PROBLEM TO SOLVE: Your answer should be the lines of the data below that contain "icon".

___ DATA LISTING

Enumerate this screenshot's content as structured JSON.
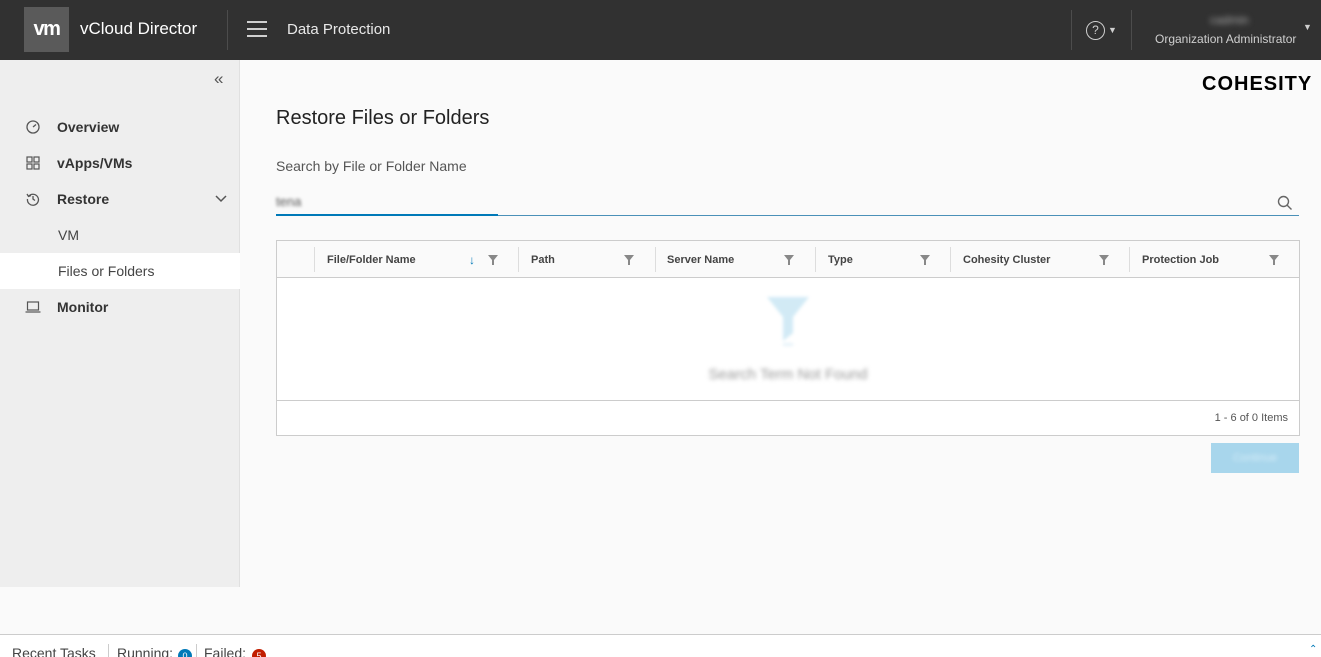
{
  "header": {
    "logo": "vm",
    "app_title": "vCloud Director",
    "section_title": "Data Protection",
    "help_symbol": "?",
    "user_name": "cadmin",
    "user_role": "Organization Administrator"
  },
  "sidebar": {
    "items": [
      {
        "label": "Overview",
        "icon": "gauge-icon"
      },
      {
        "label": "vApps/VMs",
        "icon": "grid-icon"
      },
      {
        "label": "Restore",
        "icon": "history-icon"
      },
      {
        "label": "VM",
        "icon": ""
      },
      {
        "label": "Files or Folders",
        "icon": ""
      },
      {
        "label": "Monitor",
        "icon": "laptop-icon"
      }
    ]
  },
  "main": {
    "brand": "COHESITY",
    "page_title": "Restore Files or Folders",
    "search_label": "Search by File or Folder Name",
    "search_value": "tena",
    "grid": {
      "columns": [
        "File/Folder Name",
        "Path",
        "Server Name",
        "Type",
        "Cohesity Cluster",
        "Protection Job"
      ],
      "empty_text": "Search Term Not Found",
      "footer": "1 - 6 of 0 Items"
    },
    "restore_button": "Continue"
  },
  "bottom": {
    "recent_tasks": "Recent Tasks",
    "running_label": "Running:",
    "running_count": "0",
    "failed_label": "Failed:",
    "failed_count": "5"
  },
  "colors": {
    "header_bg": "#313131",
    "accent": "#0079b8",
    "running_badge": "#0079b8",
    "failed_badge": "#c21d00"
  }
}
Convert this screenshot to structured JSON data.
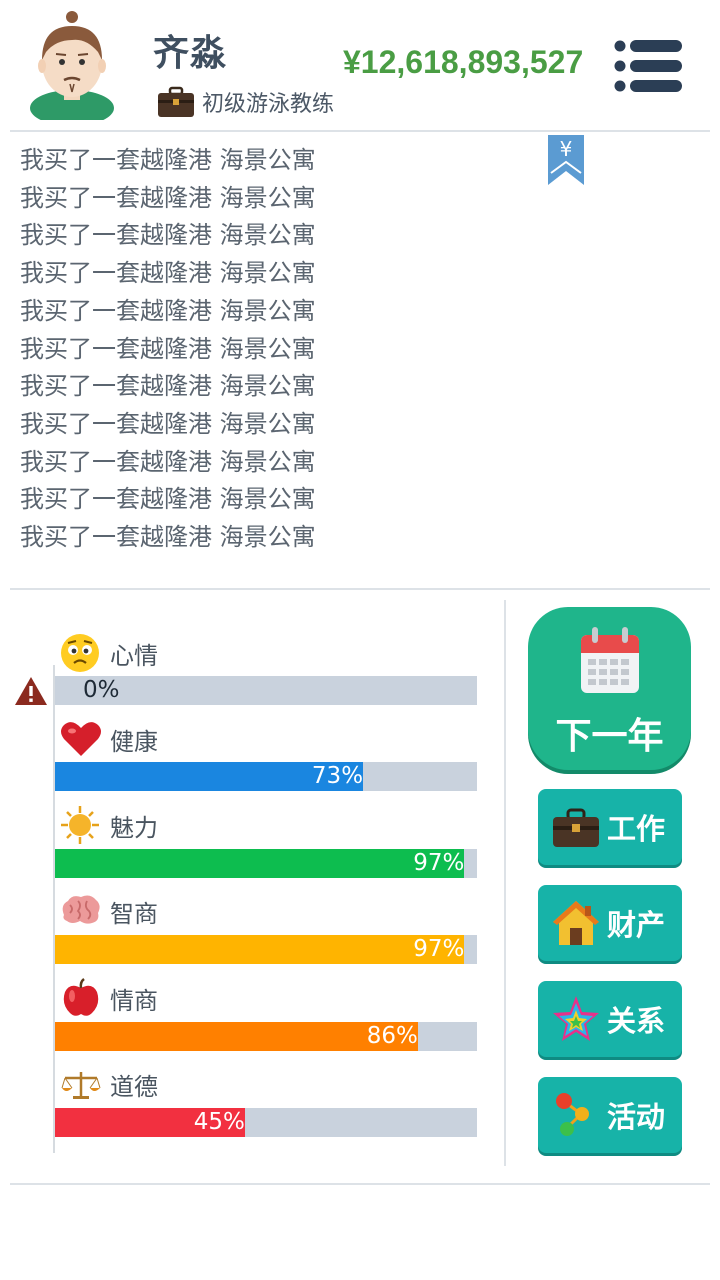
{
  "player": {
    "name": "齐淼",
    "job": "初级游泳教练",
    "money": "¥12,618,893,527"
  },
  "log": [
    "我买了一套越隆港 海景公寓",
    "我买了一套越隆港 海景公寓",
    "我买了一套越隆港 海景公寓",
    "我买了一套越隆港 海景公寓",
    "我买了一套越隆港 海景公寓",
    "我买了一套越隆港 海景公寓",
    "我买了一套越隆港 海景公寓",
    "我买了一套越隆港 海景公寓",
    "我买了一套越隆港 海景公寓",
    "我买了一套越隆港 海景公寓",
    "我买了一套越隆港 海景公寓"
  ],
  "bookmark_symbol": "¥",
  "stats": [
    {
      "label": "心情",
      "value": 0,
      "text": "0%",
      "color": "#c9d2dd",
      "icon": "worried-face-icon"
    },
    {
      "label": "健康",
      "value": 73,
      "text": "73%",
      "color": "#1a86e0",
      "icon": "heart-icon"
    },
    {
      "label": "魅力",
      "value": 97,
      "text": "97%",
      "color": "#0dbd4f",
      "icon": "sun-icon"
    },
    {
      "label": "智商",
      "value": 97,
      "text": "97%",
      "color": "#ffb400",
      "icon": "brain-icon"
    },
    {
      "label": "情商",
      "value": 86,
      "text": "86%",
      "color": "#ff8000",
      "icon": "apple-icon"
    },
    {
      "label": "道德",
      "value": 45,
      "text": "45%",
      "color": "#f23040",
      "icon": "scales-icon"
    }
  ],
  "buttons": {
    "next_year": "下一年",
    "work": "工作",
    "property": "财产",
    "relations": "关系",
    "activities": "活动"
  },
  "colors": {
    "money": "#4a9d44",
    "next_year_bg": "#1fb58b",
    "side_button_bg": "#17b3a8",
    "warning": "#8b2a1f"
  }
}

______

REPLY TO THE EXERCISE:
        "icon": "gauge-icon"
        "icon": "grid-icon"
        "icon": "history-icon"
        "icon": ""
        "icon": ""
        "icon": "laptop-icon"
      "icon": "worried-face-icon"
      "icon": "heart-icon"
      "icon": "sun-icon"
      "icon": "brain-icon"
      "icon": "apple-icon"
      "icon": "scales-icon"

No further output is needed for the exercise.